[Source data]
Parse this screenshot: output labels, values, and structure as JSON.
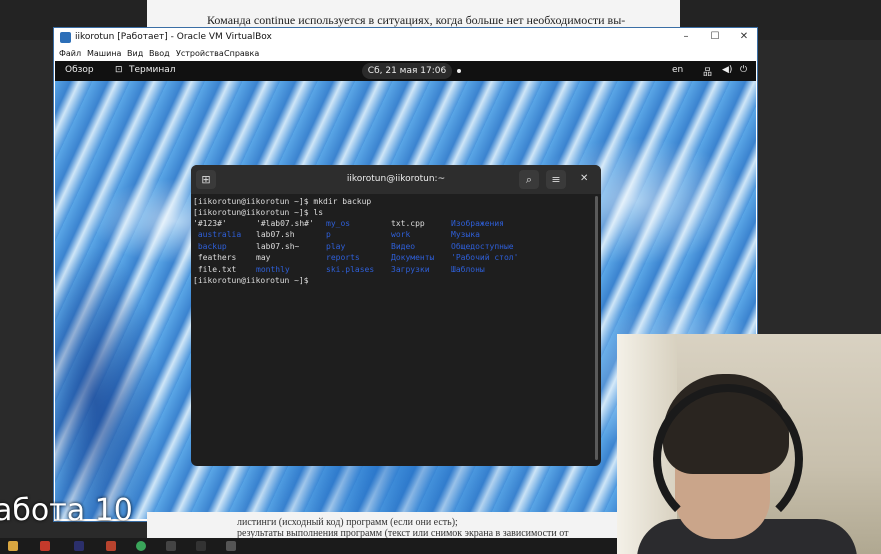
{
  "background_doc": {
    "top_text": "Команда continue используется в ситуациях, когда больше нет необходимости вы-",
    "bottom_lines": [
      "листинги (исходный код) программ (если они есть);",
      "результаты выполнения программ (текст или снимок экрана в зависимости от"
    ]
  },
  "overlay_title": "абота 10",
  "vbox": {
    "title": "iikorotun [Работает] - Oracle VM VirtualBox",
    "menu": [
      "Файл",
      "Машина",
      "Вид",
      "Ввод",
      "Устройства",
      "Справка"
    ],
    "controls": [
      "–",
      "☐",
      "✕"
    ]
  },
  "gnome_bar": {
    "activities": "Обзор",
    "app": "Терминал",
    "datetime": "Сб, 21 мая  17:06",
    "lang": "en",
    "icons": [
      "network-icon",
      "volume-icon",
      "power-icon"
    ]
  },
  "terminal": {
    "title": "iikorotun@iikorotun:~",
    "lines": [
      "[iikorotun@iikorotun ~]$ mkdir backup",
      "[iikorotun@iikorotun ~]$ ls",
      "[iikorotun@iikorotun ~]$ "
    ],
    "ls_rows": [
      [
        {
          "t": "'#123#'",
          "d": false
        },
        {
          "t": "'#lab07.sh#'",
          "d": false
        },
        {
          "t": "my_os",
          "d": true
        },
        {
          "t": "txt.cpp",
          "d": false
        },
        {
          "t": "Изображения",
          "d": true
        }
      ],
      [
        {
          "t": " australia",
          "d": true
        },
        {
          "t": "lab07.sh",
          "d": false
        },
        {
          "t": "p",
          "d": true
        },
        {
          "t": "work",
          "d": true
        },
        {
          "t": "Музыка",
          "d": true
        }
      ],
      [
        {
          "t": " backup",
          "d": true
        },
        {
          "t": "lab07.sh~",
          "d": false
        },
        {
          "t": "play",
          "d": true
        },
        {
          "t": "Видео",
          "d": true
        },
        {
          "t": "Общедоступные",
          "d": true
        }
      ],
      [
        {
          "t": " feathers",
          "d": false
        },
        {
          "t": "may",
          "d": false
        },
        {
          "t": "reports",
          "d": true
        },
        {
          "t": "Документы",
          "d": true
        },
        {
          "t": "'Рабочий стол'",
          "d": true
        }
      ],
      [
        {
          "t": " file.txt",
          "d": false
        },
        {
          "t": "monthly",
          "d": true
        },
        {
          "t": "ski.plases",
          "d": true
        },
        {
          "t": "Загрузки",
          "d": true
        },
        {
          "t": "Шаблоны",
          "d": true
        }
      ]
    ]
  },
  "colors": {
    "dir_color": "#2e5fd8",
    "terminal_bg": "#1e1e1e"
  }
}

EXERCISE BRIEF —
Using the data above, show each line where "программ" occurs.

ANSWER TO THIS PROBLEM —
      "листинги (исходный код) программ (если они есть);",
      "результаты выполнения программ (текст или снимок экрана в зависимости от"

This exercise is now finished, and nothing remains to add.